So that was yesterday, today’s task was to get started on the wood pallets, taking them apart and sanding them. We were pushed for time today because Daniel started at work in Tamborine, an hour’s drive away, at 2pm, and doesn’t finish until late tonight, so we only had the morning to do as much as we could. The first task was to hose down the pallets, to get them clean, and to remove the spiders. When I carried the pallets over from next door, the neighbours had warned me not to get bitten by spiders, and there were several lurking in the pallets, so we weren’t about to take chances. After that, we had to start taking the pallets apart, and all we were armed with was a hammer. We looked at a few videos online about how to take pallets apart without damaging the wood, most used an reciprocating saw but there were a few using hammers. So we tried the hammer method, multiple times, and we got nothing. No movement, no give, nothing to show for our hard work. So we made the decision to head back to Bunnings (like a B&Q warehouse, we practically live there at the moment)and purchase an reciprocating saw, and some safety goggles. It cost us $108 for the saw, battery, and charger, but we plan to sell it when we’re done with it. By this time it was coming up to midday, and the saw had to charge for about an hour, we were a bit frustrated because we’re aiming to make sure the van is liveable by the weekend. Liveable means we need to have done all the insulation, flooring, walls, bed frame, and have sourced a mattress. This is the bare minimum that needs to be done, in 4 days. I guess we like a challenge.

I also think it’s important to note that our main goal is to be as thrifty as possible with this project. We only plan to have the van until our visas expire in May, and we are on a budget.
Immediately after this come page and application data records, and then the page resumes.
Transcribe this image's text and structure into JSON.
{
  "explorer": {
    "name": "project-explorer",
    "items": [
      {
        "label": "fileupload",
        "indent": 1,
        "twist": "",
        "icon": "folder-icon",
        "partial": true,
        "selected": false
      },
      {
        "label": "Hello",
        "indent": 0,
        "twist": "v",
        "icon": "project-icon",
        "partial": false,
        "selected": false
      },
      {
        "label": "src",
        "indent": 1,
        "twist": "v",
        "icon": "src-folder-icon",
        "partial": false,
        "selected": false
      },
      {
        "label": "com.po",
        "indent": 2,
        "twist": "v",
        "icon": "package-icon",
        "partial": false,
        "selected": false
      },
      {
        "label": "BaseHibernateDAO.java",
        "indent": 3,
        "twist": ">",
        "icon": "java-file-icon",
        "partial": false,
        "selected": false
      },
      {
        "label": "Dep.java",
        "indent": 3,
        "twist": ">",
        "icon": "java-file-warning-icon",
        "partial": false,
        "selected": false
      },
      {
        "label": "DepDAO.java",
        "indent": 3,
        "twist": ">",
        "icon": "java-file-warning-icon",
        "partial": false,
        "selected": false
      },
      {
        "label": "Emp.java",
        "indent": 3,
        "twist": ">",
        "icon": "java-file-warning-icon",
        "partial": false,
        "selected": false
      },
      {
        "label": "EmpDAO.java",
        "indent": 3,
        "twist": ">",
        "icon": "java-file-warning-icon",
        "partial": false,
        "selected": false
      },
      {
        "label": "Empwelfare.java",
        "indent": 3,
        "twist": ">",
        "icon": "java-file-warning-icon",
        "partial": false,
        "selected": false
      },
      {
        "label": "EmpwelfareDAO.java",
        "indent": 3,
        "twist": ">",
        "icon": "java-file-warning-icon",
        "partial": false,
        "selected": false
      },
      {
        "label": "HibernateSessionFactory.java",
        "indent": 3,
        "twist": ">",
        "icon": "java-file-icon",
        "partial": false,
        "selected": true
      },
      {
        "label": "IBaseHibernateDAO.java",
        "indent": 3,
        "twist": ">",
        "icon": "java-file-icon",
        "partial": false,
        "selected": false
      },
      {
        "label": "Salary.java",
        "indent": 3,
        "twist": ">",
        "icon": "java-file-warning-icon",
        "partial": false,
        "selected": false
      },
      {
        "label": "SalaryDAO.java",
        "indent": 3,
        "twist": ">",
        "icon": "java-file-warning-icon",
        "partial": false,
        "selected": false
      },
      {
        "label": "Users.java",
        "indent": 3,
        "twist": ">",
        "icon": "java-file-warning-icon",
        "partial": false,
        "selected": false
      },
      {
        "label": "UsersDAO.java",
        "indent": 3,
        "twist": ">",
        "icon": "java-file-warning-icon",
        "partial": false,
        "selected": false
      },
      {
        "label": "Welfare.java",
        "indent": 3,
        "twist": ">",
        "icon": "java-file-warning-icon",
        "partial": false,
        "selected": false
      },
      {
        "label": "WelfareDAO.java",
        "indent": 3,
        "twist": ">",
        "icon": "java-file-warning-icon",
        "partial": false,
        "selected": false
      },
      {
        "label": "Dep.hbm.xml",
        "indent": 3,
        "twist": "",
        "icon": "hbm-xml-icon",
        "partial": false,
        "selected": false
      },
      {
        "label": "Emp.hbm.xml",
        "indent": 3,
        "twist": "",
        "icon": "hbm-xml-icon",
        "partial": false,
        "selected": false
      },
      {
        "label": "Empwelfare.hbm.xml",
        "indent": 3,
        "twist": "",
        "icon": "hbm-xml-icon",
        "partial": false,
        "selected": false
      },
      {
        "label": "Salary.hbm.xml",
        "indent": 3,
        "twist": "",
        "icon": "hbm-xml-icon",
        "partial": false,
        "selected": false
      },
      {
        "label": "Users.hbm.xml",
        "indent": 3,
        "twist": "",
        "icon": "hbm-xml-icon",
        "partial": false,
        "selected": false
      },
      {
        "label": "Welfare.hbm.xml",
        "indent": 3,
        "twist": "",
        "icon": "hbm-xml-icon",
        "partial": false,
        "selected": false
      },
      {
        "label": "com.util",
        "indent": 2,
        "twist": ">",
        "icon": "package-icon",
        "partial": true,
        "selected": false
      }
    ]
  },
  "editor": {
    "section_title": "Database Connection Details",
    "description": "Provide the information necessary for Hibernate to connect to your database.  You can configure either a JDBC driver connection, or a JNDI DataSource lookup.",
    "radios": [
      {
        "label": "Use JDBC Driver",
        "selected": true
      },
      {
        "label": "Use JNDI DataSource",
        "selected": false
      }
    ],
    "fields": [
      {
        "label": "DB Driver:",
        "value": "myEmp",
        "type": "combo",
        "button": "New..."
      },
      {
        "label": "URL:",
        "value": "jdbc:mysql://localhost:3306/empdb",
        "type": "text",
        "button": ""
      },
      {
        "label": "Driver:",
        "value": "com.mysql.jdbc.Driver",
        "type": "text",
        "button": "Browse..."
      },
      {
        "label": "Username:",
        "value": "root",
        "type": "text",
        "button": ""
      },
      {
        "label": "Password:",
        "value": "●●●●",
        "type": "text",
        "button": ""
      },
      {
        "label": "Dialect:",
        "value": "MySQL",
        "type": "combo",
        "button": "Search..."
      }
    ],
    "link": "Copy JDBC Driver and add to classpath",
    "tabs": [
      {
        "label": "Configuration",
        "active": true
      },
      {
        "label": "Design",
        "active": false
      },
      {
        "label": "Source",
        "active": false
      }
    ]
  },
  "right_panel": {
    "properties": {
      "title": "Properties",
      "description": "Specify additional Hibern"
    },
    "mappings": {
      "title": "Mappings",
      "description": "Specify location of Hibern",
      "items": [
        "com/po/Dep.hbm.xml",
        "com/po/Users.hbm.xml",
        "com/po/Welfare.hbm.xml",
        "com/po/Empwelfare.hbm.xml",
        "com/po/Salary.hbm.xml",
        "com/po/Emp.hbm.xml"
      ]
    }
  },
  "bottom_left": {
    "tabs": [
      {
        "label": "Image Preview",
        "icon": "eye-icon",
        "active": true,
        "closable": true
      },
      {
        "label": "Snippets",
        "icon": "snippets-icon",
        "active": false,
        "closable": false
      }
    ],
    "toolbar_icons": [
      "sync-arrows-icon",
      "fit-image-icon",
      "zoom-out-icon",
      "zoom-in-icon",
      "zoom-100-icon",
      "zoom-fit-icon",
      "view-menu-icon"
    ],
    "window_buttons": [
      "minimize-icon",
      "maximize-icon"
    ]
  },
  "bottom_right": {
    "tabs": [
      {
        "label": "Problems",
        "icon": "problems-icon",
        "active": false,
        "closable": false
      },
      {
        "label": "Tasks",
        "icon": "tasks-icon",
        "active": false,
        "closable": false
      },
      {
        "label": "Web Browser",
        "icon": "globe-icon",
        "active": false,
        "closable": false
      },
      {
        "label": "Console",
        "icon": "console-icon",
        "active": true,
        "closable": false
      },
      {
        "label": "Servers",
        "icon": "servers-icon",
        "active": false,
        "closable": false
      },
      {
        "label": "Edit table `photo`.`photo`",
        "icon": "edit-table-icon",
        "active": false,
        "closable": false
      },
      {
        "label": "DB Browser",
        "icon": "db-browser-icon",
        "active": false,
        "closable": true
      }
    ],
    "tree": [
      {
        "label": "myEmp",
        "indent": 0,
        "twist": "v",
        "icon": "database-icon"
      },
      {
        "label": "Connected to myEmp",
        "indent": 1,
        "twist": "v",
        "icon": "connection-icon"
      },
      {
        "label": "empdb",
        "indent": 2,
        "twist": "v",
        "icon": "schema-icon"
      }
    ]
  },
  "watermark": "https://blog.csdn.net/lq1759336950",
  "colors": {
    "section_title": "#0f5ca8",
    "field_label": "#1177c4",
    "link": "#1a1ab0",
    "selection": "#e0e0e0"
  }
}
As long as it is clean, sturdy and reliable, and it looks good, that’s all we need. So we’re constantly making decisions and cutbacks that will save us money. For example, instead of doing the whole floor in wood, we’re not going to do the section under the bed, that will be used just for storage, and will never be seen, instead we will just leave the existing black vinyl in place or a cheap alternative. And instead of lining the entire side of the van with wood panels, we will instead do up to where the top of the bed is, in order to save space as well as time. Decisions like this will save us a fortune, and a lot of time. 

Tomorrow we plan to start taking the pallets apart, sanding, and varnishing, with an environmentally friendly, and cheap alternative to standard wood varnish. We also plan to start building the bed frame, for which we will use structural pine, bought from Bunnings, of course, as it’s hard to source recyclable wood that can be used for structural building!

I will keep you posted, as always :)